My doctor keeps an eye on my blood sugar readings. Why? Because both of my parents had diabetes and I have two siblings with type 2 diabetes who require insulin injections. I know I'm at risk. I know I need to take extra care—staying active and watching what I eat—to avoid falling into the same boat. Fortunately, I'm able to consult with my primary care provider. My doctor encourages me to be an active partner in my health care.

Did you know that nearly 26 million Americans have diabetes, a serious disease in which blood glucose (blood sugar) levels are above normal? Most people with diabetes have type 2, which used to be called adult-onset diabetes.  At one time, type 2 diabetes was more common in people over age 45. Now more young people—even children—have the disease because many are overweight or obese.

Diabetes affects everyone in some way. It not only affects the individual with the disease, it also affects those who live with him or her and those who are related. This year's theme for National Diabetes Month (November) is "Diabetes is a Family Affair."

Aging and Disability Services works with older adults and adults with disabilities. Other divisions of the Seattle Human Services Department work with families, children, and youth. Our staff understands how health issues affect the entire family and household.

Most likely, you, a loved one, or someone you know has diabetes and it is important to know the risk factors:

  • You are 45 years of age or older.
  • You are overweight.
  • Your parent, brother, or sister has diabetes.
  • Your family background is African American, Hispanic/Latino, American Indian, Asian American, or Pacific Islander.
  • You had diabetes that occurred during pregnancy (gestational diabetes).
  • You have been told that you have elevated blood glucose levels.
  • Your blood pressure is 140/90 or higher.
  • Your cholesterol levels are not normal. HDL ("good cholesterol") is less than 35 and triglyceride level is higher than 250.
  • You are fairly inactive or you engage in physical activity less than three times per week.

Family health history is important. Know your diabetes risk factors, and what you can do to prevent or control type 2 diabetes.

There are four key steps to controlling diabetes:

  1. Learn the facts about diabetes.
  2. Know the diabetes ABCs: A1C test, Blood Pressure readings, and Cholesterol.
  3. Manage diabetes.
  4. Get routine care to avoid problems.

Talk with your health care team about how you can manage your health conditions to lower your chances of a heart attack, stroke, or other diabetes problems.

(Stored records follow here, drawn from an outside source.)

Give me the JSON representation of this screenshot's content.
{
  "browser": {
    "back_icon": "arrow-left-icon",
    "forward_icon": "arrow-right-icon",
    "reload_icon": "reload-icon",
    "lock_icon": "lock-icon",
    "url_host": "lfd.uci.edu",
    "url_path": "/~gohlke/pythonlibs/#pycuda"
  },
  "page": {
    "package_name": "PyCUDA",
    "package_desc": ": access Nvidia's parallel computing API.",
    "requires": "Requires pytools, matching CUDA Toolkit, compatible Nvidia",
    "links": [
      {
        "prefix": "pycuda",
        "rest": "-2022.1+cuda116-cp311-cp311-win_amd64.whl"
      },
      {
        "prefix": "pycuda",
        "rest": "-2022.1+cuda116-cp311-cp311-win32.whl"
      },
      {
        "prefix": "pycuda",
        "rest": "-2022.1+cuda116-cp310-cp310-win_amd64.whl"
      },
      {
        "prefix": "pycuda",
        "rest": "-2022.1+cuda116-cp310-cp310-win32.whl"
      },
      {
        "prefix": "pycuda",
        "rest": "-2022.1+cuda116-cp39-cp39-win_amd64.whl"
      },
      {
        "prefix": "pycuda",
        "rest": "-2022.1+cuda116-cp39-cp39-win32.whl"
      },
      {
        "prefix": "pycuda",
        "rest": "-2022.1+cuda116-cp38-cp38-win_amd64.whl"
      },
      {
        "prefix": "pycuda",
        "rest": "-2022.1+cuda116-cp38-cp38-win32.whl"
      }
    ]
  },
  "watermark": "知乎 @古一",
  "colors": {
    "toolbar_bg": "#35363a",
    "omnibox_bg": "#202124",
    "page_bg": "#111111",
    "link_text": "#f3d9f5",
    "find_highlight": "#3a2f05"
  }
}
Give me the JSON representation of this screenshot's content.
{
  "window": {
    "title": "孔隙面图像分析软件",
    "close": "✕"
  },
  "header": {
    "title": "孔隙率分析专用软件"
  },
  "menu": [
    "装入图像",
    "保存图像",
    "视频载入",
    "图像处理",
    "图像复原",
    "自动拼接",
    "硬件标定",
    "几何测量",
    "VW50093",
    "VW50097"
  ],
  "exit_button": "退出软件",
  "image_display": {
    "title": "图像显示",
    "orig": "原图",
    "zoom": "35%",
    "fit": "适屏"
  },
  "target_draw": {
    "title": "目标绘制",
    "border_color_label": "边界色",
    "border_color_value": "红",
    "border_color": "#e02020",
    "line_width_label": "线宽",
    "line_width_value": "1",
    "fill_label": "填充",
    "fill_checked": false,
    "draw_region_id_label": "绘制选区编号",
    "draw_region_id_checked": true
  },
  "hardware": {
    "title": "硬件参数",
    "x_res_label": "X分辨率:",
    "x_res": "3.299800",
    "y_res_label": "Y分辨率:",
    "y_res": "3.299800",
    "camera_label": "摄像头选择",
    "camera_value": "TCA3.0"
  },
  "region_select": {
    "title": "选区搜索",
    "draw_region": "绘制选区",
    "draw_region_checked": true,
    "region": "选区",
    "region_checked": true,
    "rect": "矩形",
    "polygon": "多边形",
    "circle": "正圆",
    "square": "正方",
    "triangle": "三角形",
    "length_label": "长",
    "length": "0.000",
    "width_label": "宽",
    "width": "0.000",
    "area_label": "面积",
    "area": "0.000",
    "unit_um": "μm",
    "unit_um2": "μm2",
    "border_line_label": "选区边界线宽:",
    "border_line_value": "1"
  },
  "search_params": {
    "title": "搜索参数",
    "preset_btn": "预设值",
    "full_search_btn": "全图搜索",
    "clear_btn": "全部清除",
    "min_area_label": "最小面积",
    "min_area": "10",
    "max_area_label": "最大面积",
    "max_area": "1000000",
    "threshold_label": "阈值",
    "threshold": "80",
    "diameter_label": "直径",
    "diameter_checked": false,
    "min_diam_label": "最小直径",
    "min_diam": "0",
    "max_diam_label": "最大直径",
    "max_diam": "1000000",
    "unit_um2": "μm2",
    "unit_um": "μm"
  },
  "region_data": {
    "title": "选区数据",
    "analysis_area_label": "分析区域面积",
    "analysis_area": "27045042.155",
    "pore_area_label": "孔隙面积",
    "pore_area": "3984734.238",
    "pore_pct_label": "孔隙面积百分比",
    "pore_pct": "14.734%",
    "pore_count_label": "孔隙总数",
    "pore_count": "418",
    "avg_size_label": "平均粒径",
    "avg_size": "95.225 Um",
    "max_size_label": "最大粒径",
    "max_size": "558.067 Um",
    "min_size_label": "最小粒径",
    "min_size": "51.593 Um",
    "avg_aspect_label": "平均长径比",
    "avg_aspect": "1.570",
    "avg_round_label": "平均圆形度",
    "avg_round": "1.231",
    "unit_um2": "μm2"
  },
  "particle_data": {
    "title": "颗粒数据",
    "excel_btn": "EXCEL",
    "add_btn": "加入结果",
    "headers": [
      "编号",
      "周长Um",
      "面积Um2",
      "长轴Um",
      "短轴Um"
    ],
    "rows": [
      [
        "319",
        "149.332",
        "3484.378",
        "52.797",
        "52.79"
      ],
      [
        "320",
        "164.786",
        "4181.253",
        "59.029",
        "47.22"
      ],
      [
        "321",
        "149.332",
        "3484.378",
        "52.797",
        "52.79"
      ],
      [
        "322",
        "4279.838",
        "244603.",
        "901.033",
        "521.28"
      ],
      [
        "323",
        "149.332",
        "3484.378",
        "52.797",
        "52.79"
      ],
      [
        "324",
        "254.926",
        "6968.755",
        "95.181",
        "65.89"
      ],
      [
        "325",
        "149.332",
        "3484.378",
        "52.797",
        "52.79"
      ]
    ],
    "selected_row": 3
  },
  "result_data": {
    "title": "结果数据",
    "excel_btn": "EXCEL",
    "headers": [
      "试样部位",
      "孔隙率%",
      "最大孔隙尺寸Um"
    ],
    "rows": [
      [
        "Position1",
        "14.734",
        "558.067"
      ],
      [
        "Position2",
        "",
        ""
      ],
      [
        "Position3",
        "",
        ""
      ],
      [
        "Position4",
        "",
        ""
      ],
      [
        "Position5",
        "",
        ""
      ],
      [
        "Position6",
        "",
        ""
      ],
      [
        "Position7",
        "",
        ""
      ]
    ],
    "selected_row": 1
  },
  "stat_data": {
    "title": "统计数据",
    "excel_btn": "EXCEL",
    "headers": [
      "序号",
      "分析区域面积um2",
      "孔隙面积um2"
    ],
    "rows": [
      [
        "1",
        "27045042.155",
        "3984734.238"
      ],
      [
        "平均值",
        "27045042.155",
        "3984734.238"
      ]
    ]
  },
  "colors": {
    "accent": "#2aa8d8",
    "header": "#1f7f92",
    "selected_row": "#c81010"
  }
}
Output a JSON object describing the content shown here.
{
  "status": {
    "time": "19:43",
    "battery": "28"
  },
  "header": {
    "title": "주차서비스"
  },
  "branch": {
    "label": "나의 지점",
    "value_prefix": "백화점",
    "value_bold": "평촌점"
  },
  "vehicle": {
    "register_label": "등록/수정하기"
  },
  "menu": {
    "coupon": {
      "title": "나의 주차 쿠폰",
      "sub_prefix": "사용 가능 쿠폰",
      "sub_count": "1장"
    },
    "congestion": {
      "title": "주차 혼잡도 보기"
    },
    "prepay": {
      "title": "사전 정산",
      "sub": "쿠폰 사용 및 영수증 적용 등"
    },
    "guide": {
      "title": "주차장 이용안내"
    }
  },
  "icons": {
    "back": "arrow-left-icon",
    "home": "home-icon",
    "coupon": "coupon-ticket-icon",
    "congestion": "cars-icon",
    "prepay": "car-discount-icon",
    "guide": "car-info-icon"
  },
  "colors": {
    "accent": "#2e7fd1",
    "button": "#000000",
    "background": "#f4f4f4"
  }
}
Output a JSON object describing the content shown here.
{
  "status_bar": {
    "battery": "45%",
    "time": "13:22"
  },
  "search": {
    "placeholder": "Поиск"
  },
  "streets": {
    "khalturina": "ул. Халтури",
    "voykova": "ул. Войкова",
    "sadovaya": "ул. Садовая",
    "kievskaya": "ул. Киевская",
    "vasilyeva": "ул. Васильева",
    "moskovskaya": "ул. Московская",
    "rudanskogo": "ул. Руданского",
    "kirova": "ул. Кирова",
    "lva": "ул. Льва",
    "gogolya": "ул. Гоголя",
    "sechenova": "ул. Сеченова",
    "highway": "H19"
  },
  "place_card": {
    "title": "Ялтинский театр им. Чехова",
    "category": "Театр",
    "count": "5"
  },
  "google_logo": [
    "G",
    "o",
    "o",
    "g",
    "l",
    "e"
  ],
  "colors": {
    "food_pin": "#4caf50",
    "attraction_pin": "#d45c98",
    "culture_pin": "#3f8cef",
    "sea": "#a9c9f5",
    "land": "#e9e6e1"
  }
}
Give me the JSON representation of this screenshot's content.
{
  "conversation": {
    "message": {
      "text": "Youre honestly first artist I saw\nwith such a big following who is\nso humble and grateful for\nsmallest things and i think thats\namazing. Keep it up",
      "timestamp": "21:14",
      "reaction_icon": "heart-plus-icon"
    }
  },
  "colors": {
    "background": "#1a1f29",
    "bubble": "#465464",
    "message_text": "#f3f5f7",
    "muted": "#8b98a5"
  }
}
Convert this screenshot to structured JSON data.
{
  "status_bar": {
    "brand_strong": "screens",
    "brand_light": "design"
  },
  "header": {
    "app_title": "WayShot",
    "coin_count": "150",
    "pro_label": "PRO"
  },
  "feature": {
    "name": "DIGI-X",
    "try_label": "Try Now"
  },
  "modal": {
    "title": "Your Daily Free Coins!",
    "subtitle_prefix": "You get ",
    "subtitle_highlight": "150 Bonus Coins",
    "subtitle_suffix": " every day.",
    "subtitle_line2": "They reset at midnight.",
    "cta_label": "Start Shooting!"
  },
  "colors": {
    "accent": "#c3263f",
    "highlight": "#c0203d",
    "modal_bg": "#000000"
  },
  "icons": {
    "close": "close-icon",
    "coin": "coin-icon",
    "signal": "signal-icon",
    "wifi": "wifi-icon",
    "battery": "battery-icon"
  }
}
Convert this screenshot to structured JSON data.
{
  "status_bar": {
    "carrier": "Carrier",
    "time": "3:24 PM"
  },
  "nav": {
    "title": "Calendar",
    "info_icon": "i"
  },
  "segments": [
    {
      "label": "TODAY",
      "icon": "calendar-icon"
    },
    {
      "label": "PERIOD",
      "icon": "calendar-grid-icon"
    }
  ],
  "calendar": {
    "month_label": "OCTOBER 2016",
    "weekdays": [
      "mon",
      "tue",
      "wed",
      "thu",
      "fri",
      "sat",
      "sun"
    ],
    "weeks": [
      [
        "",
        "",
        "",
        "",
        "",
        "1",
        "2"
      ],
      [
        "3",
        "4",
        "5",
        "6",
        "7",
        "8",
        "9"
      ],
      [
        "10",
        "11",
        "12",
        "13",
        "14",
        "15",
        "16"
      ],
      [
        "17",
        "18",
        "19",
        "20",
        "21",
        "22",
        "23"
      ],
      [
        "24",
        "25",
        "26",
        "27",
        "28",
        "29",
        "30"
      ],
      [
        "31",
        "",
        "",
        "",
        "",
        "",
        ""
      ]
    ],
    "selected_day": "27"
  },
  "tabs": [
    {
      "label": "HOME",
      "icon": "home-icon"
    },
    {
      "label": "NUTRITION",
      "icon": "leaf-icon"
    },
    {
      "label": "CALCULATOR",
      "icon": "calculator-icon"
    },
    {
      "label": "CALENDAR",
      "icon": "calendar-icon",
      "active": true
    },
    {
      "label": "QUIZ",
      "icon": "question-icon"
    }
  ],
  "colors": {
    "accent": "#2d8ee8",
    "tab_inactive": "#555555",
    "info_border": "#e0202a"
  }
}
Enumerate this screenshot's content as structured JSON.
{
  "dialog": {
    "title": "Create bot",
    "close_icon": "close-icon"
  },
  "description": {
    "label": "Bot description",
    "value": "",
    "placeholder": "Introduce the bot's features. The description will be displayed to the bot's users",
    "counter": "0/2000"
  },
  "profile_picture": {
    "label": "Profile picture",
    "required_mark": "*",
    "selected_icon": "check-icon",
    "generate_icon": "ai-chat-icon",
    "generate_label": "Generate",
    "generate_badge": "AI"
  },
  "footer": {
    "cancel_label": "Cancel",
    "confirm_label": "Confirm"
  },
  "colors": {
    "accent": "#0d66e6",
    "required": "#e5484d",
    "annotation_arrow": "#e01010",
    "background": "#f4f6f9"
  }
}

If you or a loved one has diabetes, recognize the challenges of staying healthy and preventing complications. With support from family and friends, you or your loved ones can control your diabetes and live a long, active life.

Mary Patricia O'Leary, RN, BSN is a planner at Aging and Disability Services, the Area Agency on Aging for King County. She has been instrumental in developing chronic care management programs, and motivating clients to set and meet health and fitness goals.